[Exercise requirements]:
Extract each line holding the word "document" from the entries.

(Records from a data collection)

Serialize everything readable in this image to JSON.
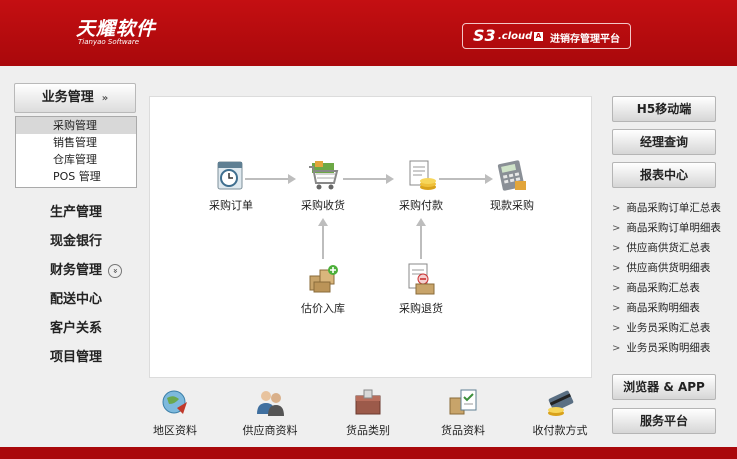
{
  "header": {
    "brand_cn": "天耀软件",
    "brand_en": "Tianyao Software",
    "product_s3": "S3",
    "product_cloud": ".cloud",
    "product_cloud_icon": "A",
    "product_platform": "进销存管理平台"
  },
  "leftnav": {
    "header_label": "业务管理",
    "header_icon": "»",
    "subitems": [
      "采购管理",
      "销售管理",
      "仓库管理",
      "POS 管理"
    ],
    "items": [
      {
        "label": "生产管理",
        "icon": ""
      },
      {
        "label": "现金银行",
        "icon": ""
      },
      {
        "label": "财务管理",
        "icon": "»"
      },
      {
        "label": "配送中心",
        "icon": ""
      },
      {
        "label": "客户关系",
        "icon": ""
      },
      {
        "label": "项目管理",
        "icon": ""
      }
    ]
  },
  "flow": {
    "nodes": [
      {
        "label": "采购订单",
        "icon": "calendar-clock-icon"
      },
      {
        "label": "采购收货",
        "icon": "shopping-cart-icon"
      },
      {
        "label": "采购付款",
        "icon": "document-coins-icon"
      },
      {
        "label": "现款采购",
        "icon": "calculator-icon"
      },
      {
        "label": "估价入库",
        "icon": "boxes-add-icon"
      },
      {
        "label": "采购退货",
        "icon": "document-return-icon"
      }
    ]
  },
  "bottom": {
    "items": [
      {
        "label": "地区资料",
        "icon": "globe-icon"
      },
      {
        "label": "供应商资料",
        "icon": "people-icon"
      },
      {
        "label": "货品类别",
        "icon": "box-category-icon"
      },
      {
        "label": "货品资料",
        "icon": "product-checklist-icon"
      },
      {
        "label": "收付款方式",
        "icon": "card-payment-icon"
      }
    ]
  },
  "right": {
    "buttons_top": [
      "H5移动端",
      "经理查询",
      "报表中心"
    ],
    "links": [
      "商品采购订单汇总表",
      "商品采购订单明细表",
      "供应商供货汇总表",
      "供应商供货明细表",
      "商品采购汇总表",
      "商品采购明细表",
      "业务员采购汇总表",
      "业务员采购明细表"
    ],
    "link_marker": ">",
    "buttons_bottom": [
      "浏览器 & APP",
      "服务平台"
    ]
  },
  "colors": {
    "brand_red": "#b3090c",
    "panel_bg": "#efefef"
  }
}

[Written solution]:
        "icon": "document-coins-icon"
        "icon": "document-return-icon"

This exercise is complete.